Work to complete: Every entry needs to be reproduced exactly.

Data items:

________________

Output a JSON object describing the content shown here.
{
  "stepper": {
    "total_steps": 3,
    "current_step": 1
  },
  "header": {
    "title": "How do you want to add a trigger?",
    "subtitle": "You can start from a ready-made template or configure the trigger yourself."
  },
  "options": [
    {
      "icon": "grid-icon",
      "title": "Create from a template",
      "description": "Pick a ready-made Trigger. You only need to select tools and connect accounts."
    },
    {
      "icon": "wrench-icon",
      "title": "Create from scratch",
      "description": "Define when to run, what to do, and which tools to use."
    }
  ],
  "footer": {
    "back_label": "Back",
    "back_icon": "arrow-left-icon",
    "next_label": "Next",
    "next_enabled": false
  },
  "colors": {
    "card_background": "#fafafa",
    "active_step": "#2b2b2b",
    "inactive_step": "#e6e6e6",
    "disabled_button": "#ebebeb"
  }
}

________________

Written answer:
Output a JSON object describing the content shown here.
{
  "stepper": {
    "total_steps": 3,
    "current_step": 1
  },
  "header": {
    "title": "How do you want to add a trigger?",
    "subtitle": "You can start from a ready-made template or configure the trigger yourself."
  },
  "options": [
    {
      "icon": "grid-icon",
      "title": "Create from a template",
      "description": "Pick a ready-made Trigger. You only need to select tools and connect accounts."
    },
    {
      "icon": "wrench-icon",
      "title": "Create from scratch",
      "description": "Define when to run, what to do, and which tools to use."
    }
  ],
  "footer": {
    "back_label": "Back",
    "back_icon": "arrow-left-icon",
    "next_label": "Next",
    "next_enabled": false
  },
  "colors": {
    "card_background": "#fafafa",
    "active_step": "#2b2b2b",
    "inactive_step": "#e6e6e6",
    "disabled_button": "#ebebeb"
  }
}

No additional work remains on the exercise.